> **Your goal**
From the first record through the last, copy each one exactly.

> **Supplied records**
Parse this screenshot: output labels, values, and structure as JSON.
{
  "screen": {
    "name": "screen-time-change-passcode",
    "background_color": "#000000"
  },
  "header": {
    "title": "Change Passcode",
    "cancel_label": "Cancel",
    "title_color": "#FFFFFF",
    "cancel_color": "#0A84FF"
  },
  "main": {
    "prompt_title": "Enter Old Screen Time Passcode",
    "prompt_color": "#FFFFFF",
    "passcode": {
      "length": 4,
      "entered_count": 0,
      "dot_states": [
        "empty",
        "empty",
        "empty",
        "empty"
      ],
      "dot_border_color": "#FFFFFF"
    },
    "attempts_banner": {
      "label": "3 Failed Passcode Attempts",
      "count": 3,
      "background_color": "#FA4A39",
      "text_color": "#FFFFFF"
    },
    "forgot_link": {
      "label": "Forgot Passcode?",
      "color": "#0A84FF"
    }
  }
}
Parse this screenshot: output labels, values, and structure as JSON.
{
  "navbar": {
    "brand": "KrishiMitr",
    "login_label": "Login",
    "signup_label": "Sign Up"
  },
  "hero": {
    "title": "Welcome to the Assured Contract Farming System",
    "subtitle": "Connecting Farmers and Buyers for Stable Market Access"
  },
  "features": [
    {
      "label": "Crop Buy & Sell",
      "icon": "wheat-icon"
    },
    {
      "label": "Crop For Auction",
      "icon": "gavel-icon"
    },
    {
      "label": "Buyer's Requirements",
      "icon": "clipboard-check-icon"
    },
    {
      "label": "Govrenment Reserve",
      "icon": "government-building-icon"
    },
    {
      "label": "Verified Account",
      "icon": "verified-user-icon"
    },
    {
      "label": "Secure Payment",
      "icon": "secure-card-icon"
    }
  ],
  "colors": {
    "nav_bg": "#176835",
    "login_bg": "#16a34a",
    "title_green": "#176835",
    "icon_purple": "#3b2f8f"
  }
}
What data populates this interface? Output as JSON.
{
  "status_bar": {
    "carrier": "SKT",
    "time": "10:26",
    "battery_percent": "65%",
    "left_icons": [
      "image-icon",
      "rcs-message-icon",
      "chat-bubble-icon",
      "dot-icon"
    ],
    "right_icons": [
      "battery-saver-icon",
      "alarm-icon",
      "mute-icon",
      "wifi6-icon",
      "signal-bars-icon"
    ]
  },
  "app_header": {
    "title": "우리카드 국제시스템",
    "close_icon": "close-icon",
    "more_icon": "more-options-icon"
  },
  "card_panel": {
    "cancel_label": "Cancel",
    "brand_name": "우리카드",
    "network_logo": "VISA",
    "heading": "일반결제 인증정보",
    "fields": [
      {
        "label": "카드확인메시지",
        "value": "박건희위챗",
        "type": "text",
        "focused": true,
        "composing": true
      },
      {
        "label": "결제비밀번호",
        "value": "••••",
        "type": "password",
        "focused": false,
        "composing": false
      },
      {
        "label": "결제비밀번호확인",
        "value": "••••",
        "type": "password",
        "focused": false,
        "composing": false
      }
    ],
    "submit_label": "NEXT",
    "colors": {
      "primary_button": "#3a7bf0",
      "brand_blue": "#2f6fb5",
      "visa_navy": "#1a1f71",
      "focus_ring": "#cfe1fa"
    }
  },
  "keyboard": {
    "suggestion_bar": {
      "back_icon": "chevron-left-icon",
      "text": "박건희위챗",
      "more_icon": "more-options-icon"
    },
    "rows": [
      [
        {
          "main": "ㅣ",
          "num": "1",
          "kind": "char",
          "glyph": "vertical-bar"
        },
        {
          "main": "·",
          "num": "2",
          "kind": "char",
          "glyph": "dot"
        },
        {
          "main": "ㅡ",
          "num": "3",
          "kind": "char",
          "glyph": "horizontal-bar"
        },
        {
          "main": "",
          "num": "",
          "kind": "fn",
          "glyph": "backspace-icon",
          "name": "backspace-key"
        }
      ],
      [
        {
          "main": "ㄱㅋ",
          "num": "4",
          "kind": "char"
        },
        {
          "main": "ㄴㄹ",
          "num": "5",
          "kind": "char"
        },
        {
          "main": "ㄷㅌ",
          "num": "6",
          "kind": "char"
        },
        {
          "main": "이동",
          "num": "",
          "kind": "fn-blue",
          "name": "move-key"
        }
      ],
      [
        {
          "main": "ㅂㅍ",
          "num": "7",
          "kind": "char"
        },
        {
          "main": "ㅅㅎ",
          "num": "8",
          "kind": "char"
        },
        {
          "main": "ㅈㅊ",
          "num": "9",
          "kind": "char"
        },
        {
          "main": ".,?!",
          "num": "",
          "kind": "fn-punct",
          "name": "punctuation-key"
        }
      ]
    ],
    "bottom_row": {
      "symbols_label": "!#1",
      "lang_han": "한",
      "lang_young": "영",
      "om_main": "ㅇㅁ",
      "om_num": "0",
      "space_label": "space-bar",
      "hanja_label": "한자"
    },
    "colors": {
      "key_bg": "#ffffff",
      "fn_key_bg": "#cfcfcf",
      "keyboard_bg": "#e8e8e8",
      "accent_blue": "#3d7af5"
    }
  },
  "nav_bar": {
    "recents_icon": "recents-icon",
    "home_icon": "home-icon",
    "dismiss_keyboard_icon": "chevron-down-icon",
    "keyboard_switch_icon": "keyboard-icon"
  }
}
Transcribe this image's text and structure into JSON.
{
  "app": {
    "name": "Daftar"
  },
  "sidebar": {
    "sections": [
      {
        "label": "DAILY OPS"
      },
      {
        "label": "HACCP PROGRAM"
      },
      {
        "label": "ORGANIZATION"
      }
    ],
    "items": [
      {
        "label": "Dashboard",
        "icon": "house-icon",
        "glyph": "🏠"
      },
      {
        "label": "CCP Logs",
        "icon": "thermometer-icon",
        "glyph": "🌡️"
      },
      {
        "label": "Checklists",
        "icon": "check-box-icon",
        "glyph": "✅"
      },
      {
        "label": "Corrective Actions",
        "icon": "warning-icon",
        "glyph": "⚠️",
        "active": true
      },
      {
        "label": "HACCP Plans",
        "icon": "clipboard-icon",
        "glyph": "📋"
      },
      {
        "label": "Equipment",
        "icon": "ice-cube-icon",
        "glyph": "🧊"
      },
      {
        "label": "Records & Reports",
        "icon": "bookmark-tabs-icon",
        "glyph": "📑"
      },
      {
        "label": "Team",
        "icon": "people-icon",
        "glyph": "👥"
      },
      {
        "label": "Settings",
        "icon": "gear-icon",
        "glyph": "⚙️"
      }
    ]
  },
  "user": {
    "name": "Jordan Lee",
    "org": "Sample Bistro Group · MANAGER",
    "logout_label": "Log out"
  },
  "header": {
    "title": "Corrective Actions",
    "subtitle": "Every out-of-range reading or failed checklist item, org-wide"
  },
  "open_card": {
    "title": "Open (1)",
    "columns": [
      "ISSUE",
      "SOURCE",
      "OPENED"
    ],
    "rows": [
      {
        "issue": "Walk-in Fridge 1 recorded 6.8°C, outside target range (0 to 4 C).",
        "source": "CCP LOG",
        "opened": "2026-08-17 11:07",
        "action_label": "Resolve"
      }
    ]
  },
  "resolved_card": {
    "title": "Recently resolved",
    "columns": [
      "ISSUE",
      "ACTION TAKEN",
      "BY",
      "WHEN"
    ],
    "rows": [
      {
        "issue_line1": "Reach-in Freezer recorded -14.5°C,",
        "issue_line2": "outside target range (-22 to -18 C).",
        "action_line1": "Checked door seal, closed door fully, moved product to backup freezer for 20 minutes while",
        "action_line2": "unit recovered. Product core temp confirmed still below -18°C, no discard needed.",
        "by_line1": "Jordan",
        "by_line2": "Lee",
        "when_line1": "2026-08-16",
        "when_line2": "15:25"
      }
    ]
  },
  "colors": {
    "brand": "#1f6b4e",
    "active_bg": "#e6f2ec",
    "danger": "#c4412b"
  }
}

> **Response**
Parse this screenshot: output labels, values, and structure as JSON.
{
  "screen": {
    "name": "screen-time-change-passcode",
    "background_color": "#000000"
  },
  "header": {
    "title": "Change Passcode",
    "cancel_label": "Cancel",
    "title_color": "#FFFFFF",
    "cancel_color": "#0A84FF"
  },
  "main": {
    "prompt_title": "Enter Old Screen Time Passcode",
    "prompt_color": "#FFFFFF",
    "passcode": {
      "length": 4,
      "entered_count": 0,
      "dot_states": [
        "empty",
        "empty",
        "empty",
        "empty"
      ],
      "dot_border_color": "#FFFFFF"
    },
    "attempts_banner": {
      "label": "3 Failed Passcode Attempts",
      "count": 3,
      "background_color": "#FA4A39",
      "text_color": "#FFFFFF"
    },
    "forgot_link": {
      "label": "Forgot Passcode?",
      "color": "#0A84FF"
    }
  }
}
Parse this screenshot: output labels, values, and structure as JSON.
{
  "navbar": {
    "brand": "KrishiMitr",
    "login_label": "Login",
    "signup_label": "Sign Up"
  },
  "hero": {
    "title": "Welcome to the Assured Contract Farming System",
    "subtitle": "Connecting Farmers and Buyers for Stable Market Access"
  },
  "features": [
    {
      "label": "Crop Buy & Sell",
      "icon": "wheat-icon"
    },
    {
      "label": "Crop For Auction",
      "icon": "gavel-icon"
    },
    {
      "label": "Buyer's Requirements",
      "icon": "clipboard-check-icon"
    },
    {
      "label": "Govrenment Reserve",
      "icon": "government-building-icon"
    },
    {
      "label": "Verified Account",
      "icon": "verified-user-icon"
    },
    {
      "label": "Secure Payment",
      "icon": "secure-card-icon"
    }
  ],
  "colors": {
    "nav_bg": "#176835",
    "login_bg": "#16a34a",
    "title_green": "#176835",
    "icon_purple": "#3b2f8f"
  }
}
What data populates this interface? Output as JSON.
{
  "status_bar": {
    "carrier": "SKT",
    "time": "10:26",
    "battery_percent": "65%",
    "left_icons": [
      "image-icon",
      "rcs-message-icon",
      "chat-bubble-icon",
      "dot-icon"
    ],
    "right_icons": [
      "battery-saver-icon",
      "alarm-icon",
      "mute-icon",
      "wifi6-icon",
      "signal-bars-icon"
    ]
  },
  "app_header": {
    "title": "우리카드 국제시스템",
    "close_icon": "close-icon",
    "more_icon": "more-options-icon"
  },
  "card_panel": {
    "cancel_label": "Cancel",
    "brand_name": "우리카드",
    "network_logo": "VISA",
    "heading": "일반결제 인증정보",
    "fields": [
      {
        "label": "카드확인메시지",
        "value": "박건희위챗",
        "type": "text",
        "focused": true,
        "composing": true
      },
      {
        "label": "결제비밀번호",
        "value": "••••",
        "type": "password",
        "focused": false,
        "composing": false
      },
      {
        "label": "결제비밀번호확인",
        "value": "••••",
        "type": "password",
        "focused": false,
        "composing": false
      }
    ],
    "submit_label": "NEXT",
    "colors": {
      "primary_button": "#3a7bf0",
      "brand_blue": "#2f6fb5",
      "visa_navy": "#1a1f71",
      "focus_ring": "#cfe1fa"
    }
  },
  "keyboard": {
    "suggestion_bar": {
      "back_icon": "chevron-left-icon",
      "text": "박건희위챗",
      "more_icon": "more-options-icon"
    },
    "rows": [
      [
        {
          "main": "ㅣ",
          "num": "1",
          "kind": "char",
          "glyph": "vertical-bar"
        },
        {
          "main": "·",
          "num": "2",
          "kind": "char",
          "glyph": "dot"
        },
        {
          "main": "ㅡ",
          "num": "3",
          "kind": "char",
          "glyph": "horizontal-bar"
        },
        {
          "main": "",
          "num": "",
          "kind": "fn",
          "glyph": "backspace-icon",
          "name": "backspace-key"
        }
      ],
      [
        {
          "main": "ㄱㅋ",
          "num": "4",
          "kind": "char"
        },
        {
          "main": "ㄴㄹ",
          "num": "5",
          "kind": "char"
        },
        {
          "main": "ㄷㅌ",
          "num": "6",
          "kind": "char"
        },
        {
          "main": "이동",
          "num": "",
          "kind": "fn-blue",
          "name": "move-key"
        }
      ],
      [
        {
          "main": "ㅂㅍ",
          "num": "7",
          "kind": "char"
        },
        {
          "main": "ㅅㅎ",
          "num": "8",
          "kind": "char"
        },
        {
          "main": "ㅈㅊ",
          "num": "9",
          "kind": "char"
        },
        {
          "main": ".,?!",
          "num": "",
          "kind": "fn-punct",
          "name": "punctuation-key"
        }
      ]
    ],
    "bottom_row": {
      "symbols_label": "!#1",
      "lang_han": "한",
      "lang_young": "영",
      "om_main": "ㅇㅁ",
      "om_num": "0",
      "space_label": "space-bar",
      "hanja_label": "한자"
    },
    "colors": {
      "key_bg": "#ffffff",
      "fn_key_bg": "#cfcfcf",
      "keyboard_bg": "#e8e8e8",
      "accent_blue": "#3d7af5"
    }
  },
  "nav_bar": {
    "recents_icon": "recents-icon",
    "home_icon": "home-icon",
    "dismiss_keyboard_icon": "chevron-down-icon",
    "keyboard_switch_icon": "keyboard-icon"
  }
}
Transcribe this image's text and structure into JSON.
{
  "app": {
    "name": "Daftar"
  },
  "sidebar": {
    "sections": [
      {
        "label": "DAILY OPS"
      },
      {
        "label": "HACCP PROGRAM"
      },
      {
        "label": "ORGANIZATION"
      }
    ],
    "items": [
      {
        "label": "Dashboard",
        "icon": "house-icon",
        "glyph": "🏠"
      },
      {
        "label": "CCP Logs",
        "icon": "thermometer-icon",
        "glyph": "🌡️"
      },
      {
        "label": "Checklists",
        "icon": "check-box-icon",
        "glyph": "✅"
      },
      {
        "label": "Corrective Actions",
        "icon": "warning-icon",
        "glyph": "⚠️",
        "active": true
      },
      {
        "label": "HACCP Plans",
        "icon": "clipboard-icon",
        "glyph": "📋"
      },
      {
        "label": "Equipment",
        "icon": "ice-cube-icon",
        "glyph": "🧊"
      },
      {
        "label": "Records & Reports",
        "icon": "bookmark-tabs-icon",
        "glyph": "📑"
      },
      {
        "label": "Team",
        "icon": "people-icon",
        "glyph": "👥"
      },
      {
        "label": "Settings",
        "icon": "gear-icon",
        "glyph": "⚙️"
      }
    ]
  },
  "user": {
    "name": "Jordan Lee",
    "org": "Sample Bistro Group · MANAGER",
    "logout_label": "Log out"
  },
  "header": {
    "title": "Corrective Actions",
    "subtitle": "Every out-of-range reading or failed checklist item, org-wide"
  },
  "open_card": {
    "title": "Open (1)",
    "columns": [
      "ISSUE",
      "SOURCE",
      "OPENED"
    ],
    "rows": [
      {
        "issue": "Walk-in Fridge 1 recorded 6.8°C, outside target range (0 to 4 C).",
        "source": "CCP LOG",
        "opened": "2026-08-17 11:07",
        "action_label": "Resolve"
      }
    ]
  },
  "resolved_card": {
    "title": "Recently resolved",
    "columns": [
      "ISSUE",
      "ACTION TAKEN",
      "BY",
      "WHEN"
    ],
    "rows": [
      {
        "issue_line1": "Reach-in Freezer recorded -14.5°C,",
        "issue_line2": "outside target range (-22 to -18 C).",
        "action_line1": "Checked door seal, closed door fully, moved product to backup freezer for 20 minutes while",
        "action_line2": "unit recovered. Product core temp confirmed still below -18°C, no discard needed.",
        "by_line1": "Jordan",
        "by_line2": "Lee",
        "when_line1": "2026-08-16",
        "when_line2": "15:25"
      }
    ]
  },
  "colors": {
    "brand": "#1f6b4e",
    "active_bg": "#e6f2ec",
    "danger": "#c4412b"
  }
}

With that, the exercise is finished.